Former Bush administration officials are strongly displeased about Obama’s conduct during his recent visit to Moscow.
For example, ex- Deputy Assistant Secretary of State Liz Cheney criticized Obama’s speech, which he delivered to the New Economic School graduates.
“There are two different versions of the story of the end of the Cold War: the Russian version, and the truth. President Barack Obama endorsed the Russian version in Moscow,” Liz Cheney told The Wall Street Journal.
The official disliked Obama’s remarks that the Cold War reached a conclusion because of the actions taken by many nations over many years, including Russia and the countries of Eastern Europe. By Cheney’s opinion, the decisive role was played by “the commitment of free nations to defend liberty and defeat Communism”.
“It is irresponsible for an American president to go to Moscow and tell a room full of young Russians less than the truth about how the Cold War ended,” she said.
Cheney wants the White House to take a lesson from President Harry Truman who was one of the ideologists of the Cold War initiation and armament race.
Experts say that Cheney’s attack against irresponsible statements is no surprise. It would be, on the contrary, strange if the efforts to improve Russian-American relationships did not draw Republicans’ criticism. American neoconservatives consider Obama to be a dangerous idealist.
There were neither anti-American nor pro-Russian notes in Obama’s speeches. He simply said what one could never hear form the US Republican Party representatives . Obama simply acknowledged the role of Russia in the history of world civilization. The Russian authorities have a common feeling that Obama is sincere in his approach. He is obviously not liable to the Cold War sentiments.
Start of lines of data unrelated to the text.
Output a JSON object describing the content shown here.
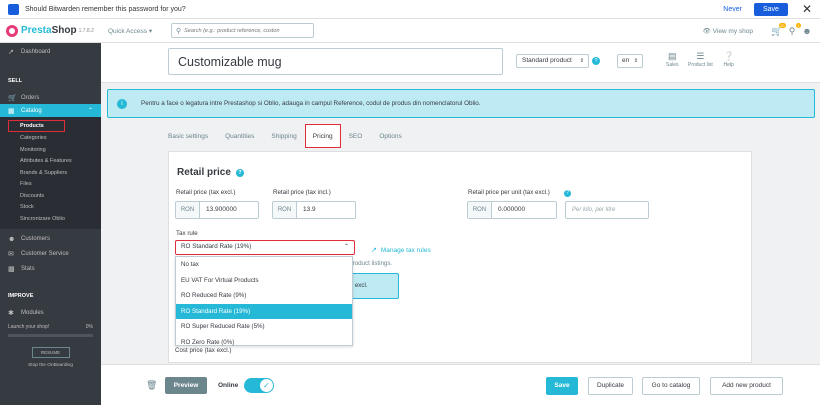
{
  "bitwarden": {
    "message": "Should Bitwarden remember this password for you?",
    "never": "Never",
    "save": "Save",
    "close": "✕"
  },
  "topbar": {
    "logo_part1": "Presta",
    "logo_part2": "Shop",
    "version": "1.7.8.2",
    "quick_access": "Quick Access ▾",
    "search_placeholder": "Search (e.g.: product reference, custon",
    "view_shop": "View my shop",
    "notif_count_1": "10",
    "notif_count_2": "1"
  },
  "sidebar": {
    "dashboard": "Dashboard",
    "sell_heading": "SELL",
    "orders": "Orders",
    "catalog": "Catalog",
    "catalog_items": [
      "Products",
      "Categories",
      "Monitoring",
      "Attributes & Features",
      "Brands & Suppliers",
      "Files",
      "Discounts",
      "Stock",
      "Sincronizare Oblio"
    ],
    "customers": "Customers",
    "customer_service": "Customer Service",
    "stats": "Stats",
    "improve_heading": "IMPROVE",
    "modules": "Modules",
    "launch_text": "Launch your shop!",
    "launch_pct": "0%",
    "resume": "RESUME",
    "stop_onboarding": "Stop the OnBoarding"
  },
  "product": {
    "name": "Customizable mug",
    "type": "Standard product",
    "lang": "en",
    "sales_label": "Sales",
    "product_list_label": "Product list",
    "help_label": "Help"
  },
  "alert": {
    "text": "Pentru a face o legatura intre Prestashop si Oblio, adauga in campul Reference, codul de produs din nomenclatorul Oblio."
  },
  "tabs": [
    "Basic settings",
    "Quantities",
    "Shipping",
    "Pricing",
    "SEO",
    "Options"
  ],
  "pricing": {
    "section_title": "Retail price",
    "excl_label": "Retail price (tax excl.)",
    "incl_label": "Retail price (tax incl.)",
    "unit_label": "Retail price per unit (tax excl.)",
    "currency": "RON",
    "excl_value": "13.900000",
    "incl_value": "13.9",
    "unit_value": "0.000000",
    "unit_placeholder": "Per kilo, per litre",
    "tax_rule_label": "Tax rule",
    "tax_rule_selected": "RO Standard Rate (19%)",
    "tax_options": [
      "No tax",
      "EU VAT For Virtual Products",
      "RO Reduced Rate (9%)",
      "RO Standard Rate (19%)",
      "RO Super Reduced Rate (5%)",
      "RO Zero Rate (0%)"
    ],
    "manage_tax_rules": "Manage tax rules",
    "listing_note": "e product listings.",
    "blue_box_text": "x excl.",
    "cost_label": "Cost price (tax excl.)"
  },
  "footer": {
    "preview": "Preview",
    "online": "Online",
    "save": "Save",
    "duplicate": "Duplicate",
    "go_to_catalog": "Go to catalog",
    "add_new_product": "Add new product"
  }
}
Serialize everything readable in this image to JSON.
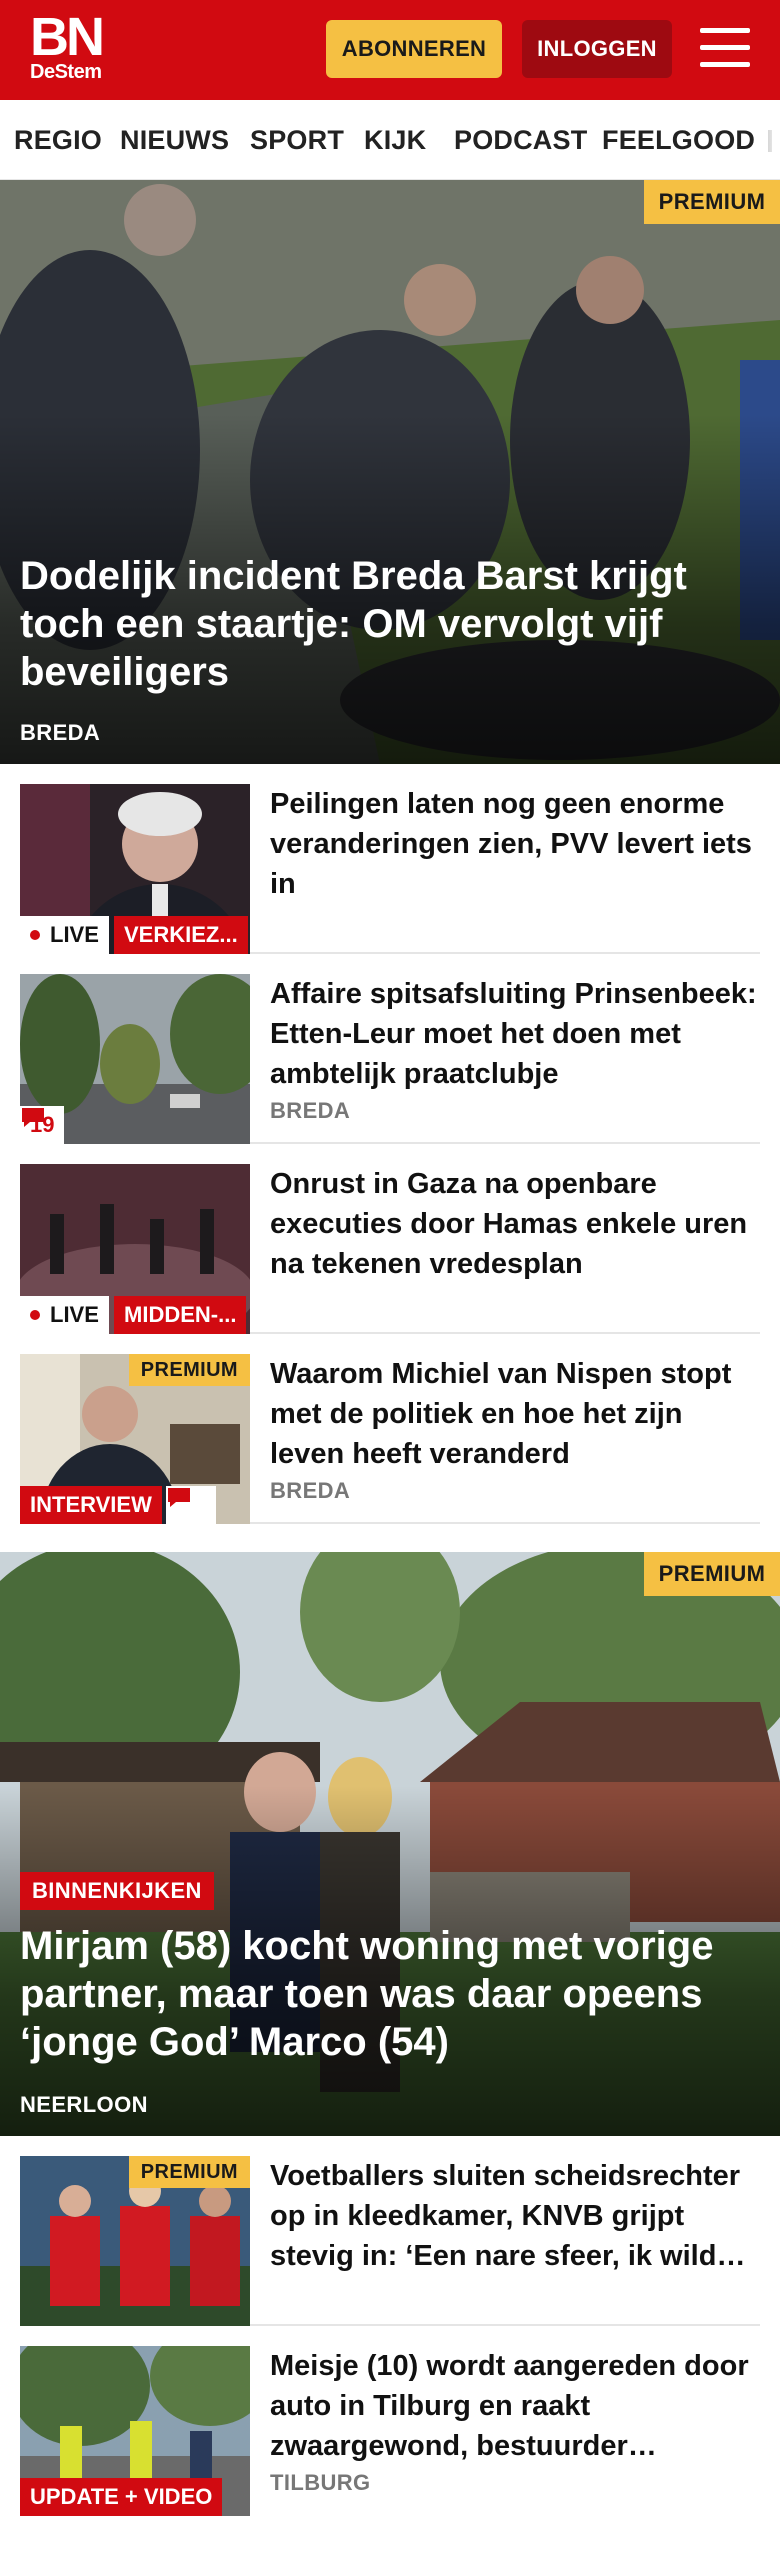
{
  "header": {
    "logo_main": "BN",
    "logo_sub": "DeStem",
    "subscribe_label": "ABONNEREN",
    "login_label": "INLOGGEN",
    "menu_icon": "hamburger-menu-icon"
  },
  "nav": {
    "items": [
      "REGIO",
      "NIEUWS",
      "SPORT",
      "KIJK",
      "PODCAST",
      "FEELGOOD"
    ]
  },
  "hero1": {
    "premium": "PREMIUM",
    "title": "Dodelijk incident Breda Barst krijgt toch een staartje: OM vervolgt vijf beveiligers",
    "location": "BREDA"
  },
  "articles": [
    {
      "title": "Peilingen laten nog geen enorme veranderingen zien, PVV levert iets in",
      "live": "LIVE",
      "tag": "VERKIEZ..."
    },
    {
      "title": "Affaire spitsafsluiting Prinsen­beek: Etten-Leur moet het doen met ambtelijk praatclubje",
      "location": "BREDA",
      "comments": "19"
    },
    {
      "title": "Onrust in Gaza na openbare executies door Hamas enkele uren na tekenen vredesplan",
      "live": "LIVE",
      "tag": "MIDDEN-..."
    },
    {
      "title": "Waarom Michiel van Nispen stopt met de politiek en hoe het zijn leven heeft veranderd",
      "location": "BREDA",
      "premium": "PREMIUM",
      "tag": "INTERVIEW"
    }
  ],
  "hero2": {
    "premium": "PREMIUM",
    "label": "BINNENKIJKEN",
    "title": "Mirjam (58) kocht woning met vorige partner, maar toen was daar opeens ‘jonge God’ Marco (54)",
    "location": "NEERLOON"
  },
  "articles2": [
    {
      "title": "Voetballers sluiten scheidsrech­ter op in kleedkamer, KNVB grijpt stevig in: ‘Een nare sfeer, ik wild…",
      "premium": "PREMIUM"
    },
    {
      "title": "Meisje (10) wordt aangereden door auto in Tilburg en raakt zwaargewond, bestuurder…",
      "location": "TILBURG",
      "tag": "UPDATE + VIDEO"
    }
  ],
  "colors": {
    "brand_red": "#d10a11",
    "premium_yellow": "#f5c043",
    "login_dark_red": "#9e0a11"
  }
}
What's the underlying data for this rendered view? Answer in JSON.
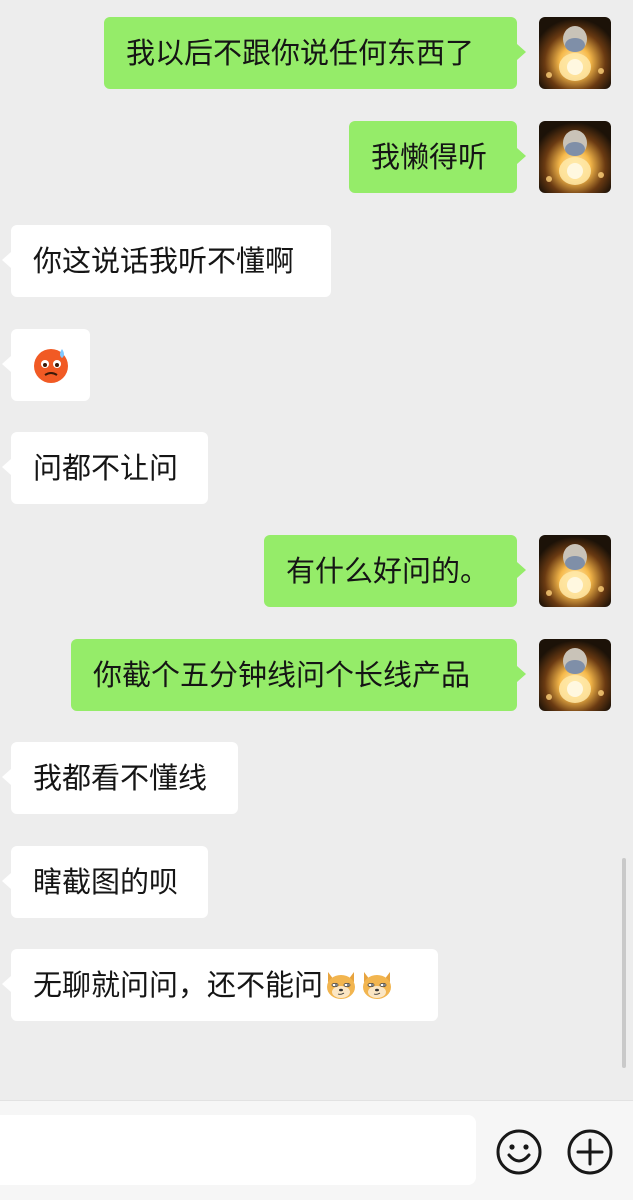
{
  "messages": [
    {
      "side": "out",
      "text": "我以后不跟你说任何东西了"
    },
    {
      "side": "out",
      "text": "我懒得听"
    },
    {
      "side": "in",
      "text": "你这说话我听不懂啊"
    },
    {
      "side": "in",
      "emoji": "cold-sweat-face-emoji"
    },
    {
      "side": "in",
      "text": "问都不让问"
    },
    {
      "side": "out",
      "text": "有什么好问的。"
    },
    {
      "side": "out",
      "text": "你截个五分钟线问个长线产品"
    },
    {
      "side": "in",
      "text": "我都看不懂线"
    },
    {
      "side": "in",
      "text": "瞎截图的呗"
    },
    {
      "side": "in",
      "text": "无聊就问问，还不能问",
      "trailing_emojis": [
        "doge-emoji",
        "doge-emoji"
      ]
    }
  ],
  "input_bar": {
    "text_value": "",
    "emoji_button_icon": "smiley-face-icon",
    "more_button_icon": "plus-circle-icon"
  },
  "colors": {
    "background": "#ededed",
    "outgoing_bubble": "#95ec69",
    "incoming_bubble": "#ffffff",
    "input_bar": "#f6f6f6"
  }
}
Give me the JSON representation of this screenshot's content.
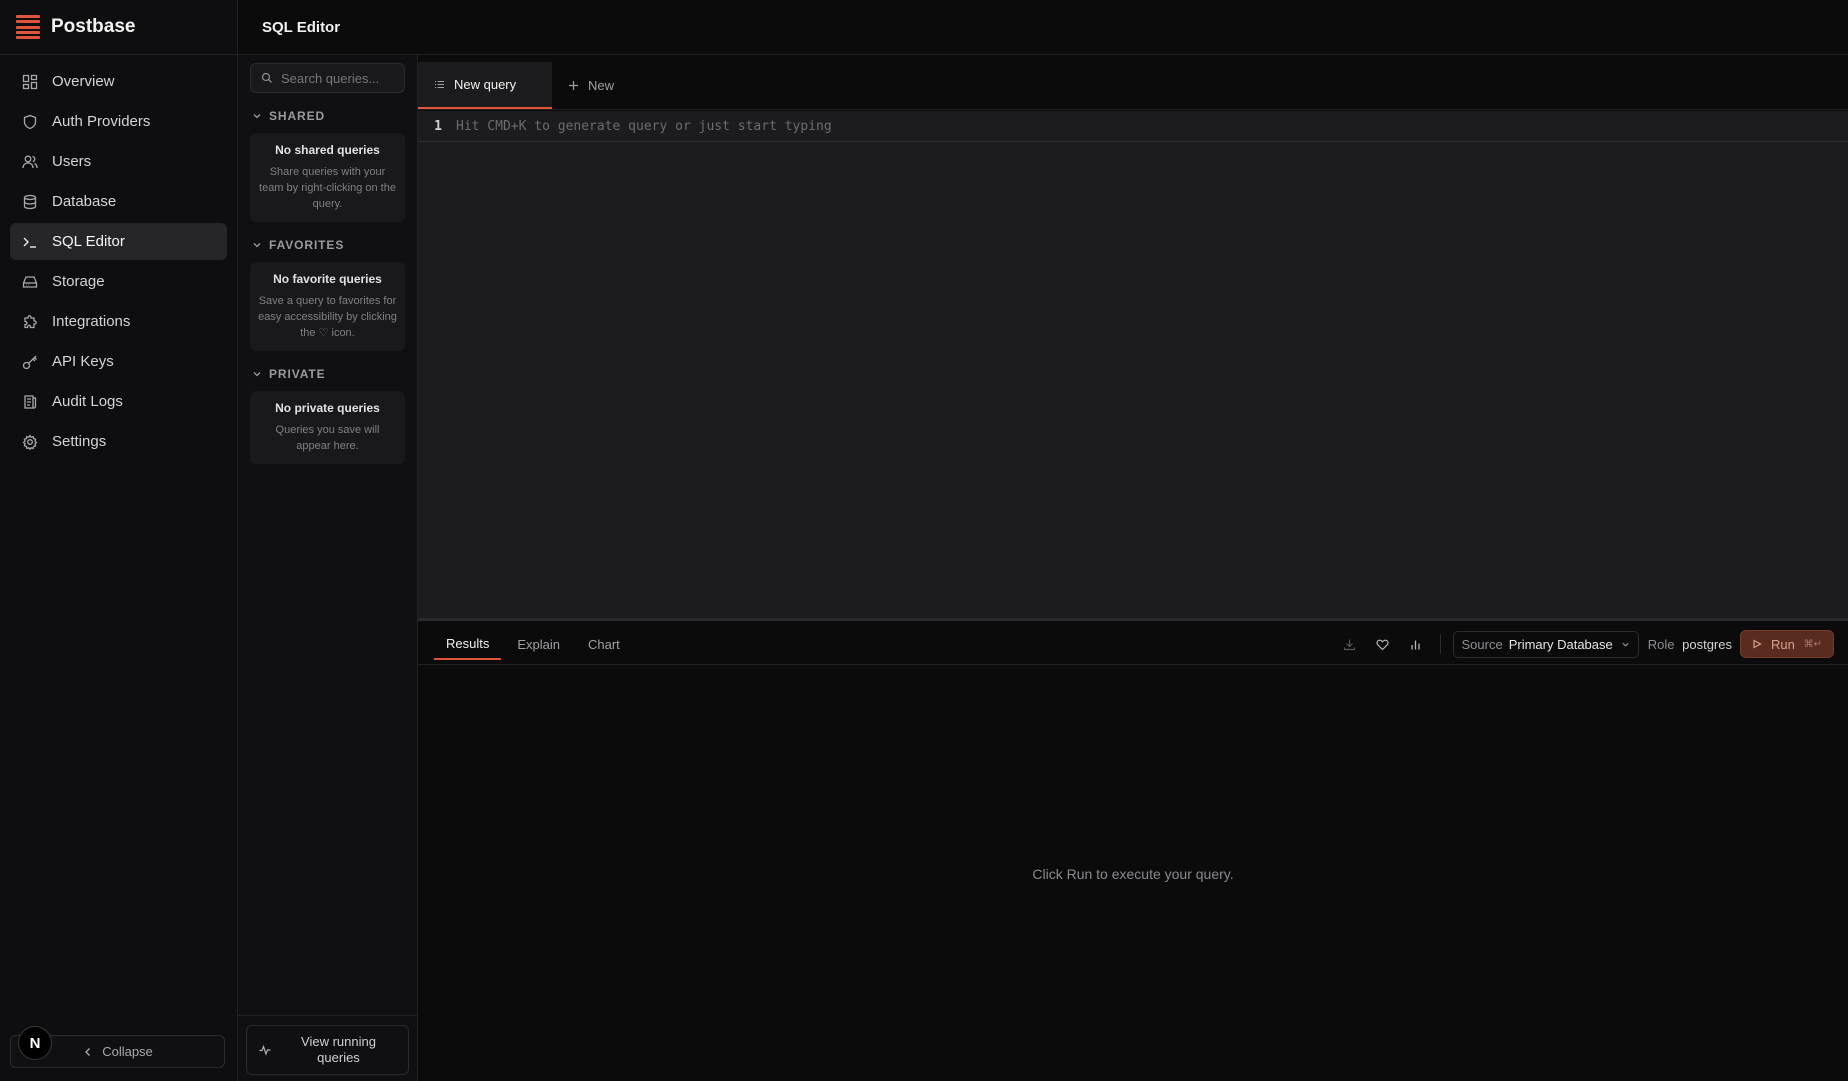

The US President will unlikely react to conservatives’ attacks, though he will have to defend his position, demonstrating that he protects national interests.